I’m happy to introduce you to Toiia, the Travel Ninja of the week! Read on to find out how it was living on the continent of Africa and the lessons she learned while there!
You’re a Lifestyle Blogger that spent 14 months in Zimbabwe with your family. Why were you there?
My family and I went to Harare, Zimbabwe to help with my husband’s recovery from complications of diabetes. We felt as a family that it would be important for him to be close to family and friends in his home country, instead of recovering in the United States.
At the same time we were planning to rebuild our life and possibly purchase a home in Zimbabwe. I wanted to experience Zimbabwe not as a tourist, but actually live among the people, by traveling on the emergency taxi or kombi, working, and having my child go to school there too.
I met most of those goals by receiving a job opportunity, helping a friend from church establish an alternative Christian based school through PACE, which is a Christian teaching system in both Zimbabwe and South Africa. I had to get certified to teach the PACE program and it required six weeks of intensive training, while my son attended preschool.
How did your family react when you told them you were moving to Africa? Did you have any hesitations about moving so far away?
My family had a very supportive reaction to my son and I moving to Africa. We have had a history with Africa for the past thirty years with my cousins moving and living in Urusha, Tanzania during the Civil Rights Movement. I remember that my mother told me that I would travel to Africa at the age of ten.
I believe that some things in life are just part of God’s purpose and plan, and moving to Africa was part of my purpose, and having our family together in one country sealed the deal. However, I did have a few hesitations before leaving, based on the immunizations and passport needed for my son to travel, and the flight that we booked had a delay in Addis Abbaba Ethiopia, which is the capital of Ethiopia.
I have never traveled to that country in the past, so I was not familiar with the airport. However, my father-in-law met us in route from a conference that he had scheduled in Ghana. I believe that knowing that my son and I would meet up with my father-in-law during our journey replaced a little bit of anxiety with comfort and peace.
What are some things you think people would be surprised to know about Zimbabwe?
I think that people would be surprised to know that Zimbabwe has many different levels of economic, social, and diverse people, landscapes, opportunities, and challenges as an African country. I believe that by living in a country where water is not always available, electricity is not always an option.
I learned to build character, and a spirit of entrepreneurship grew as a result of living in that country for 14 months. I grew spiritually by depending more on God when things became challenging living in a different country with different languages, cultural expectations, and economic challenges in general. I think that people would be surprised to learn that Africa is diverse from the north to the south. You c

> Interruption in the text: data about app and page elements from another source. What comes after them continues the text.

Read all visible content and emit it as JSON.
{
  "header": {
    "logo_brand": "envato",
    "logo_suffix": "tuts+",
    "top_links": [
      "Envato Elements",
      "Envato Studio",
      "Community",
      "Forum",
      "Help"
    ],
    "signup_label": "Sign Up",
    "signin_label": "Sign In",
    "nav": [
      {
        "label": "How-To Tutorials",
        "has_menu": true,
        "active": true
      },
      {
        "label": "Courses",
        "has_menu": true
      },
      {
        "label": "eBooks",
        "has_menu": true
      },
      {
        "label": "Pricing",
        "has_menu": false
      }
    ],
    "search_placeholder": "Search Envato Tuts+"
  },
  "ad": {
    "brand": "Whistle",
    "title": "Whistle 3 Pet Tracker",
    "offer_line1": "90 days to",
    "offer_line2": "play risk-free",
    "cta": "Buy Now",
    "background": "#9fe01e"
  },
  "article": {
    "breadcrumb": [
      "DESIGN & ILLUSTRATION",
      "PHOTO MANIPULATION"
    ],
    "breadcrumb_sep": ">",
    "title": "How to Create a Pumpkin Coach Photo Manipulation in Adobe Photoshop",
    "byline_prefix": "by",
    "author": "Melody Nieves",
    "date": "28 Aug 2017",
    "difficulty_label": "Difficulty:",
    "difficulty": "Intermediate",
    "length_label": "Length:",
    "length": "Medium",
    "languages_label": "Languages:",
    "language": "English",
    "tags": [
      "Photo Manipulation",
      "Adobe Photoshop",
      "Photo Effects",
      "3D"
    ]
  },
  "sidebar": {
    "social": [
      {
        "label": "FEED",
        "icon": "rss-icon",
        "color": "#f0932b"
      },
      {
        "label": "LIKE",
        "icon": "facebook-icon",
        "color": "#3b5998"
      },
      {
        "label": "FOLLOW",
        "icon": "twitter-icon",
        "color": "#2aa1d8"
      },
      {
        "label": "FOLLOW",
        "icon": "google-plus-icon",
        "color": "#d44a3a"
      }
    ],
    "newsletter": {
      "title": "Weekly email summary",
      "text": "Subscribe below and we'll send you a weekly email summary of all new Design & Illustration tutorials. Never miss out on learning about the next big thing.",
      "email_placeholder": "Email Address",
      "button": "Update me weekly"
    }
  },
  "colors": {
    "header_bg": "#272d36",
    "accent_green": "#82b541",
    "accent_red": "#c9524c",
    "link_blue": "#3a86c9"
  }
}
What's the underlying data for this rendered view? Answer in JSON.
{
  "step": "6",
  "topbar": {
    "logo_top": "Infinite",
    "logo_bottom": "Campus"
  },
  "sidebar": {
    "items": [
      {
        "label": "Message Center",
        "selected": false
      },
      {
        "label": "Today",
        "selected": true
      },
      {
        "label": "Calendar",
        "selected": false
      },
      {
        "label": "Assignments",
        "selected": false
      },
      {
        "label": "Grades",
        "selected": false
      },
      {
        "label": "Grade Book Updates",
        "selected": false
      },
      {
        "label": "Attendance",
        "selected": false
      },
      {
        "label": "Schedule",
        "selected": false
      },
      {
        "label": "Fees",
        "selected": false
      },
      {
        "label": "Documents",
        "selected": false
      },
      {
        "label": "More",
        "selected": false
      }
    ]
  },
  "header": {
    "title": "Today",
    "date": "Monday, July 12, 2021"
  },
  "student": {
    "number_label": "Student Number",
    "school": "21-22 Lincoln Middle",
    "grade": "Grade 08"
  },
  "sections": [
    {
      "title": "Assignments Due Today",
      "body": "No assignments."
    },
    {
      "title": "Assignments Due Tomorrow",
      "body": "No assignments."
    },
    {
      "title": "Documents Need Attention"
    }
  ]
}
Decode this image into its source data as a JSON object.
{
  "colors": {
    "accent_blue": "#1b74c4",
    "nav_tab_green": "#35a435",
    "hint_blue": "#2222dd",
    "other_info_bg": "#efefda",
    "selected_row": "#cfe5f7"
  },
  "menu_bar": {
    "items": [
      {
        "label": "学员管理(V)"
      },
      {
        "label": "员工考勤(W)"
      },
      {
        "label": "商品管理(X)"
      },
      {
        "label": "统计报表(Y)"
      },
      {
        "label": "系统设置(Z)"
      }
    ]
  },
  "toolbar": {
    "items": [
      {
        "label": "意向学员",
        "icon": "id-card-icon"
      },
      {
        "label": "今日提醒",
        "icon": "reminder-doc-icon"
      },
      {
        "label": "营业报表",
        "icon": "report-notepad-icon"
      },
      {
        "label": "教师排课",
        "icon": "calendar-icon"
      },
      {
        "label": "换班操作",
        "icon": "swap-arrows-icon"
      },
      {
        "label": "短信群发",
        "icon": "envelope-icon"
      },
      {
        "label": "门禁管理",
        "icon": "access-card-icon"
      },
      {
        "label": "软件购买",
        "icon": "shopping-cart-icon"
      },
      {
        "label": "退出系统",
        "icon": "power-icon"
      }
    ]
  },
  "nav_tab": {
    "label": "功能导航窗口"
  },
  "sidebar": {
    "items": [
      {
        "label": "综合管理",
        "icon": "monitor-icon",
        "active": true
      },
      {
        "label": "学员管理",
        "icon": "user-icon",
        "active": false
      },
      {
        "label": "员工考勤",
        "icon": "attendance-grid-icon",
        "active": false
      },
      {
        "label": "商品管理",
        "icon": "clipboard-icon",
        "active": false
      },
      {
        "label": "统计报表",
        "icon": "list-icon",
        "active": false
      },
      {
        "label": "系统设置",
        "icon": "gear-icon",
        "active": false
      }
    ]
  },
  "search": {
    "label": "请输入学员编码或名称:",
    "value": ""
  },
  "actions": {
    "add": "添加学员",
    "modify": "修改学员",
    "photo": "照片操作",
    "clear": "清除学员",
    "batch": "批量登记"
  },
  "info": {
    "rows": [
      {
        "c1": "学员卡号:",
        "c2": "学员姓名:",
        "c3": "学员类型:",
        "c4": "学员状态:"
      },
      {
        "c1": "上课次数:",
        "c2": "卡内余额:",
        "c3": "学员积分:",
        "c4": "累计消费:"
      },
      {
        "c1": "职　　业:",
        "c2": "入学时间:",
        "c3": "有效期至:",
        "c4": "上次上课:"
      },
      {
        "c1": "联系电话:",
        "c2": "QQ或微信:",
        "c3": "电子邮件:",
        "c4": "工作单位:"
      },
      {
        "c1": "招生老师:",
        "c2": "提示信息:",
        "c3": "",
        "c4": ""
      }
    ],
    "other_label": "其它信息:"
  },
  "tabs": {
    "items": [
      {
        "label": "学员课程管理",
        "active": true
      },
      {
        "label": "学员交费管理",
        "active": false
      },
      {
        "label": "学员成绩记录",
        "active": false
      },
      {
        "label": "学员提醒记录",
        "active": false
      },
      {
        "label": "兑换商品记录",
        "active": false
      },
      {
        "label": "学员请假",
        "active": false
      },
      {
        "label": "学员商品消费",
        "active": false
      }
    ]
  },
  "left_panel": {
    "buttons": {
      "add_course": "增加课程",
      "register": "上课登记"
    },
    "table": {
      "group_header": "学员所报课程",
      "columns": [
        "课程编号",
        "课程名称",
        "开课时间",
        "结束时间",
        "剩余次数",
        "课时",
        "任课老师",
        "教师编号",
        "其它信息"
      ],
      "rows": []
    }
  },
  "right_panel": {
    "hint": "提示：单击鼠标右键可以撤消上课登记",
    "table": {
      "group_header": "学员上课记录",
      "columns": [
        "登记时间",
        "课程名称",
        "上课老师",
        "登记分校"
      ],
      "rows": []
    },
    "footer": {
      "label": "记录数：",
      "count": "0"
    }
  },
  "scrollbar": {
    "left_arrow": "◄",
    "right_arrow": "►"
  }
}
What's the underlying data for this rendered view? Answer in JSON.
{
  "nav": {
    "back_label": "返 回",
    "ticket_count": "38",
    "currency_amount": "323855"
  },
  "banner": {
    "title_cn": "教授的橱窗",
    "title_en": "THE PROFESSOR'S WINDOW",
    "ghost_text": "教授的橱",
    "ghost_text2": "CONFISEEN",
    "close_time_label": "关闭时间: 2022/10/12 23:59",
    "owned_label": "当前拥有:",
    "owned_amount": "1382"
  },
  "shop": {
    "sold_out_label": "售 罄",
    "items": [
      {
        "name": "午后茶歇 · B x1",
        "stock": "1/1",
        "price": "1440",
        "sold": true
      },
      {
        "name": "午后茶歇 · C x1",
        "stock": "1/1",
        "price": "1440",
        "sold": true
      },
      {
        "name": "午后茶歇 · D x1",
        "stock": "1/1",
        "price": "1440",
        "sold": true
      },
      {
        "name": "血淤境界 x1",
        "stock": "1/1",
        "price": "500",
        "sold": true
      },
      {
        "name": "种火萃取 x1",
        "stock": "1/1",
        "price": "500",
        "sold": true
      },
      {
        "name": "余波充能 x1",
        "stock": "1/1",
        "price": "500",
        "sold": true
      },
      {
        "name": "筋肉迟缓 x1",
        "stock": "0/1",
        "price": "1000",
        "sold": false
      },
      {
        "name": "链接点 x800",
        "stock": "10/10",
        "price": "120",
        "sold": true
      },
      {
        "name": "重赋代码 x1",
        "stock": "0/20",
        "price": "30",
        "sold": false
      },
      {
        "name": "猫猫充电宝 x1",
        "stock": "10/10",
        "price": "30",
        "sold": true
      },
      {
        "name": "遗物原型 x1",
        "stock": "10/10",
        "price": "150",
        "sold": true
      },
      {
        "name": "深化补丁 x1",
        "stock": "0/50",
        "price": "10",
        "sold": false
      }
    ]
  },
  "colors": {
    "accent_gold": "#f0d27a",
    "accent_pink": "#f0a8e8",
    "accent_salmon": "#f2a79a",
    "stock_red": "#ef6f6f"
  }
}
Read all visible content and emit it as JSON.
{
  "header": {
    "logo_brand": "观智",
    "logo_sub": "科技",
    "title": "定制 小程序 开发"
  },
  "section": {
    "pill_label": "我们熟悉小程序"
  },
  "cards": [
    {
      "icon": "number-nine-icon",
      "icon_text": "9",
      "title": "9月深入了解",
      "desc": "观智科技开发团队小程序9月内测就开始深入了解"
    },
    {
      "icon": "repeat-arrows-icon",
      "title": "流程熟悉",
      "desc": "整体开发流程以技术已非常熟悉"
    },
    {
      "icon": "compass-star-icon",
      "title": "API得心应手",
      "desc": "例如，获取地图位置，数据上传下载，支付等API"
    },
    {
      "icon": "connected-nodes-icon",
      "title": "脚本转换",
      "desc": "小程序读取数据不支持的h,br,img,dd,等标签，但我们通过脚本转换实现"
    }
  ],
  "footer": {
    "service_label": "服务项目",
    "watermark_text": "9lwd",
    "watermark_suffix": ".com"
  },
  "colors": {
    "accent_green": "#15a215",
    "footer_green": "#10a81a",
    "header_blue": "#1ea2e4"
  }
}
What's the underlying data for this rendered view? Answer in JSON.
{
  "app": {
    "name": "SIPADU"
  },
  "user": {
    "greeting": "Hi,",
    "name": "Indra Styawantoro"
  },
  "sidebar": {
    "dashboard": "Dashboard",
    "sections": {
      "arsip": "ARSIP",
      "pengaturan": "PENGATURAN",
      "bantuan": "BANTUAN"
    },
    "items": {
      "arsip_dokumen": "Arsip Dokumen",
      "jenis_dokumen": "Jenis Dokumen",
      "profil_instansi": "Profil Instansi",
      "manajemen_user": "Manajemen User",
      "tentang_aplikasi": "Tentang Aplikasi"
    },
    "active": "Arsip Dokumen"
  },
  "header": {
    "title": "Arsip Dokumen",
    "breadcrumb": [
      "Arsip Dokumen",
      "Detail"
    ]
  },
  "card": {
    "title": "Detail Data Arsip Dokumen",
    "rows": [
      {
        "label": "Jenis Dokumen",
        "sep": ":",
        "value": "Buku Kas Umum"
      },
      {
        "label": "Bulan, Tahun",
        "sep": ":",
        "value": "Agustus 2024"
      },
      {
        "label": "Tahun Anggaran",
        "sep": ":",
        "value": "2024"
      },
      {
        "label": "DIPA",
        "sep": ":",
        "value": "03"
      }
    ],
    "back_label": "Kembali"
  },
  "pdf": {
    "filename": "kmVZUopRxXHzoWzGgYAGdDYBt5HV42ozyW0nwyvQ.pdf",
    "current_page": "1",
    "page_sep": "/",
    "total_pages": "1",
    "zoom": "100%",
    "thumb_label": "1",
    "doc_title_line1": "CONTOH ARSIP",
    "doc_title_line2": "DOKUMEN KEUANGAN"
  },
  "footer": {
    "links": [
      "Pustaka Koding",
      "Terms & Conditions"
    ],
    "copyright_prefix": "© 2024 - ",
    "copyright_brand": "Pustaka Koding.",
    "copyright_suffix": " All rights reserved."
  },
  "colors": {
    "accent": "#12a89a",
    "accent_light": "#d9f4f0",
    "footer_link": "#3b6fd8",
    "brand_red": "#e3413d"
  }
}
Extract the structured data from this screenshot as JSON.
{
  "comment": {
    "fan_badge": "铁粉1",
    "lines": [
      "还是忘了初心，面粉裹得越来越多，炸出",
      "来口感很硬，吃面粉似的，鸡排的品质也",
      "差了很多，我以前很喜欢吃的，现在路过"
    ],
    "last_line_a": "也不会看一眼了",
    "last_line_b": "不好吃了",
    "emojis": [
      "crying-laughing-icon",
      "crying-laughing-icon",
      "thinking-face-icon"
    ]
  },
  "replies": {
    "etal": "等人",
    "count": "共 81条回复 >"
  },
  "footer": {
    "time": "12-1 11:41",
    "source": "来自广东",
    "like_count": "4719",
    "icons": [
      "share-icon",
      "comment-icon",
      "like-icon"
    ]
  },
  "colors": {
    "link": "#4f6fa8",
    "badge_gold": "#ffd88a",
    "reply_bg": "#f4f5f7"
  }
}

You visited South Africa while living on the continent, how was that different than Zimbabwe?
Africa is very diverse and very beautiful continent. South Africa was different from Zimbabwe in the sense that I felt as if South Africa was more Americanized than Zimbabwe. I could find eating places that are similar to those in the United States.
South Africa has shops similar to dollar stores in the United States. However, I did enjoy traveling to see where Nelson and Winnie Mandela lived in Soweto, South Africa. Soweto is where I learned more about the struggle of apartheid in South Africa. Sun City, South Africa had the same feel of Las Vegas, very touristy with many attractions, hotels, restaurants, and an array of shopping areas for people visiting the country.
You worked in an alternative Spring Break in Matamoros, Mexico. What does “Alternative Spring Break” mean?
Alternative Spring Break means a trip where a group of college students engage in volunteer service, typically for a week. I traveled with a group of undergraduate and graduate students from Michigan State University. I went on the trip as a graduate student advisor. I chose Matamoros specifically, because my major in graduate school was Family Studies, and the program emphasized working in social programs, working with children and families, and helping to build a new orphanage in Mexico. I also wanted to learn more Spanish and work as a team with others on a mission to create a better home for children and families.
Why is it important for you to incorporate travel into your life?
I think that it is important for me to incorporate travel in my life based on the fact that travel has always been a major part of my life since childhood. My parents would pack up the van every summer, Thanksgiving, Christmas and Spring breaks and we would hit the road to visit family. We’d travel to Washington DC, Kansas City, MO, Denver, CO, Los Angeles, California, Pittsburgh, PA, Atlanta, GA and so many other places that traveling and the passion for traveling has always been in my blood, and it is something that I can pass on to my children.
I traveled in high school for Winter Guard competitions almost every weekend during the guard season, so when I learned of travel opportunities in college it really sparked my interest to make sure that I have a passport, and make a plan to have as many stamps in my passport to last a lifetime.